A “culture of health” is something that most employers desire — but often lack — for their workplace.

A poll by Optum, a health care technology consultancy, found that while 64 percent of large employers say that creating a culture of health (COH) in the workplace is a top priority, only 19 percent say they have succeeded in producing an environment in which employees “have the resources, tools and a support system that empowers and motivates them to take responsibility for their own health.” 

The survey asked benefit professionals at 545 U.S. companies to rate their workplace’s culture of health on a scale of 1 to 7. The survey sought to identify the differences between highly-rated and low-rated companies. 

The most easily-identifiable difference between the two groups is the number of wellness initiatives. Employers with high ratings offered an average of 10 wellness and health management programs, compared to seven for those with low ratings. Similarly, nearly half of those with high ratings have offered such programs for at least five years, compared with only a quarter of low-ranking companies. 

Among the key differences in wellness offerings: 

  • 72 percent of COH companies offer wellness coaching, compared to 42 percent of non-COH companies. 

  • 72 percent of COH companies offer health risk assessments, versus 49 percent of non-COH companies. 

  • 52 percent of COH companies offer biometric screenings, compared to 33 percent of non-COH companies. 

  • 53 percent of COH companies offer programs geared towards social health, compared to 16 percent of non-COH companies. 

  • 76 percent of COH companies offer behavioral health programs, compared to 56 percent of non-COH ones. 

  • 65 percent of COH companies offer financial incentives for health outcomes, compared to only 32 percent of non-COH employers. 

  • The average financial incentive for COH companies was $576 per participant, compared to $336 for non-COH ones. 

The upshot is that companies that aggressively invest in wellness programs report better results from their health-oriented initiatives. While 56 percent of COH employers report that their wellness programs have led to higher employee satisfaction, only 15 percent on non-COH employers believe the same is true for their wellness initiatives. 

While COH companies were ahead on all wellness measures examined, there are still some obvious areas of improvement for all employers. 

For instance, even among companies that rated their culture of health highly, only 48 percent offered employees financial health education. Only 46 percent of COH employers say that their employees are taking more responsibility for their health and wellbeing, a figure that is still far superior to the 11 percent of non-COH employers who said the same thing. 

While some businesses may be looking for a quick fix to cut health costs or boost employee productivity, there’s no easy way to create a culture of health. 

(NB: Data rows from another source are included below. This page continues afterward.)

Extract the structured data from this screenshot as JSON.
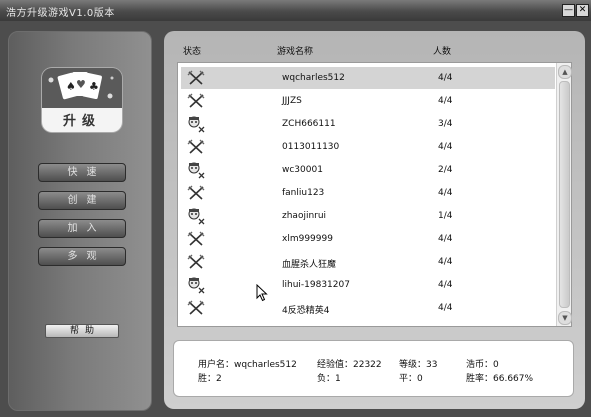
{
  "window": {
    "title": "浩方升级游戏V1.0版本",
    "minimize_glyph": "—",
    "close_glyph": "✕"
  },
  "sidebar": {
    "logo_label": "升级",
    "buttons": [
      {
        "label": "快速"
      },
      {
        "label": "创建"
      },
      {
        "label": "加入"
      },
      {
        "label": "多观"
      }
    ],
    "help_label": "帮助"
  },
  "table": {
    "headers": {
      "status": "状态",
      "name": "游戏名称",
      "players": "人数"
    },
    "rows": [
      {
        "status_icon": "crossed-swords-icon",
        "name": "wqcharles512",
        "players": "4/4",
        "selected": true
      },
      {
        "status_icon": "crossed-swords-icon",
        "name": "JJJZS",
        "players": "4/4"
      },
      {
        "status_icon": "waiting-player-icon",
        "name": "ZCH666111",
        "players": "3/4"
      },
      {
        "status_icon": "crossed-swords-icon",
        "name": "0113011130",
        "players": "4/4"
      },
      {
        "status_icon": "waiting-player-icon",
        "name": "wc30001",
        "players": "2/4"
      },
      {
        "status_icon": "crossed-swords-icon",
        "name": "fanliu123",
        "players": "4/4"
      },
      {
        "status_icon": "waiting-player-icon",
        "name": "zhaojinrui",
        "players": "1/4"
      },
      {
        "status_icon": "crossed-swords-icon",
        "name": "xlm999999",
        "players": "4/4"
      },
      {
        "status_icon": "crossed-swords-icon",
        "name": "血腥杀人狂魔",
        "players": "4/4"
      },
      {
        "status_icon": "waiting-player-icon",
        "name": "lihui-19831207",
        "players": "4/4"
      },
      {
        "status_icon": "crossed-swords-icon",
        "name": "4反恐精英4",
        "players": "4/4"
      }
    ]
  },
  "user_info": {
    "username": "用户名：wqcharles512",
    "experience": "经验值：22322",
    "level": "等级：33",
    "coins": "浩币：0",
    "wins": "胜：2",
    "losses": "负：1",
    "draws": "平：0",
    "win_rate": "胜率：66.667%"
  },
  "scroll": {
    "up_glyph": "▲",
    "down_glyph": "▼"
  },
  "colors": {
    "titlebar": "#4a4a4a",
    "frame": "#4d4d4d",
    "selected_row": "#d4d4d4"
  }
}
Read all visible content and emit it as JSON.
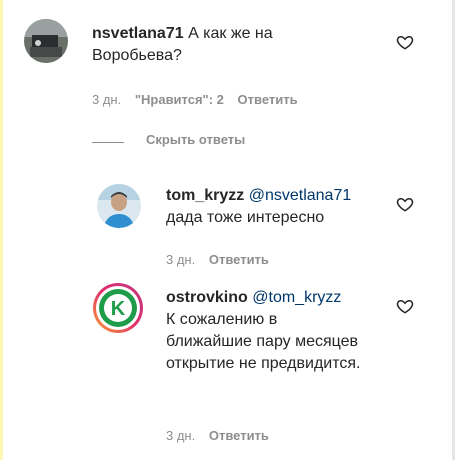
{
  "comments": [
    {
      "username": "nsvetlana71",
      "text": "А как же на Воробьева?",
      "time": "3 дн.",
      "likes_label": "\"Нравится\": 2",
      "reply_label": "Ответить"
    }
  ],
  "hide_replies_label": "Скрыть ответы",
  "replies": [
    {
      "username": "tom_kryzz",
      "mention": "@nsvetlana71",
      "text": "дада тоже интересно",
      "time": "3 дн.",
      "reply_label": "Ответить"
    },
    {
      "username": "ostrovkino",
      "mention": "@tom_kryzz",
      "text": "К сожалению в ближайшие пару месяцев открытие не предвидится.",
      "time": "3 дн.",
      "reply_label": "Ответить",
      "avatar_letter": "K"
    }
  ],
  "colors": {
    "text": "#262626",
    "muted": "#8e8e8e",
    "mention": "#00376b",
    "logo_green": "#1f9c4a"
  },
  "icons": [
    "heart-icon"
  ]
}
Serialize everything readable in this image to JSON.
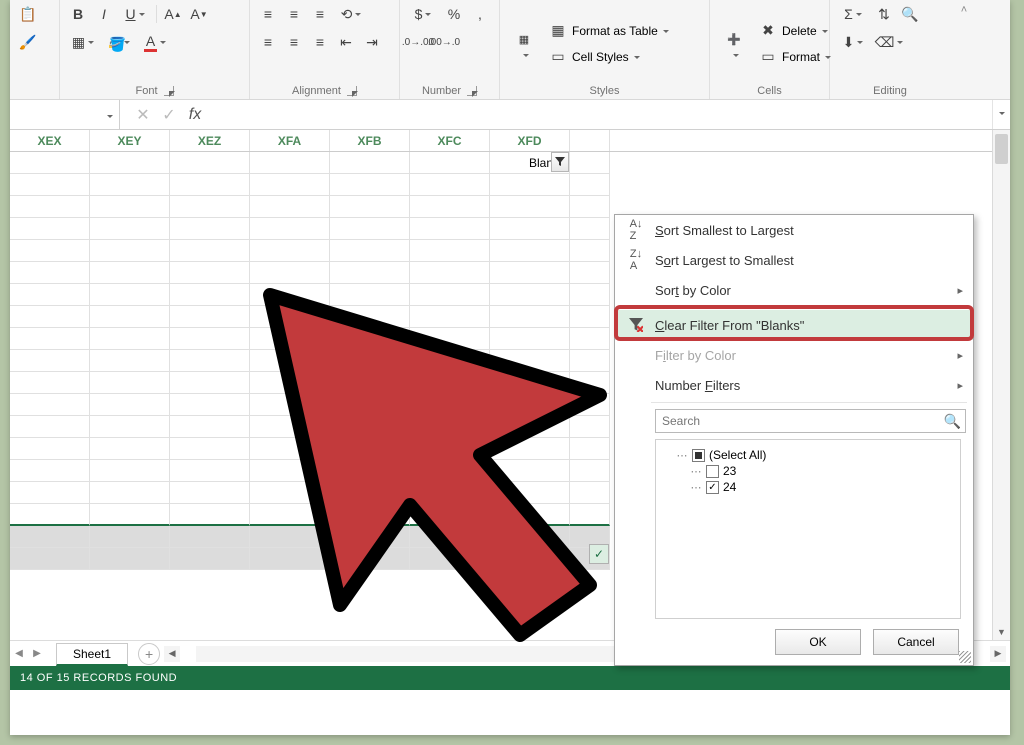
{
  "ribbon": {
    "groups": {
      "font": "Font",
      "alignment": "Alignment",
      "number": "Number",
      "styles": "Styles",
      "cells": "Cells",
      "editing": "Editing"
    },
    "styles_items": {
      "format_table": "Format as Table",
      "cell_styles": "Cell Styles"
    },
    "cells_items": {
      "delete": "Delete",
      "format": "Format"
    },
    "number_symbols": {
      "dollar": "$",
      "percent": "%",
      "comma": ","
    }
  },
  "formula_bar": {
    "fx": "fx",
    "value": ""
  },
  "columns": [
    "XEX",
    "XEY",
    "XEZ",
    "XFA",
    "XFB",
    "XFC",
    "XFD",
    ""
  ],
  "filtered_header": "Blanks",
  "sheet_tab": "Sheet1",
  "status_text": "14 OF 15 RECORDS FOUND",
  "filter_menu": {
    "sort_asc": "Sort Smallest to Largest",
    "sort_desc": "Sort Largest to Smallest",
    "sort_color": "Sort by Color",
    "clear": "Clear Filter From \"Blanks\"",
    "filter_color": "Filter by Color",
    "number_filters": "Number Filters",
    "search_placeholder": "Search",
    "select_all": "(Select All)",
    "items": [
      "23",
      "24"
    ],
    "ok": "OK",
    "cancel": "Cancel"
  }
}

“Building a culture of health takes time, active leadership engagement, changes to the physical environment, organizational policy and cross-departmental collaboration, all of which go beyond day-to-day activities,” said Seth Serxner, chief health officer at Optum. 

Asked whether some businesses may not be equipped to make the investments needed to create such an environment in the workplace, Serxner argued that the perception that health-oriented initiatives are unnecessary is short-sighted. 

“The drawbacks might be perceptual in that investing resources in the culture might not be viewed as dealing with an immediate business priority, when in reality the investment in culture will make a difference in a competitive environment,” he said.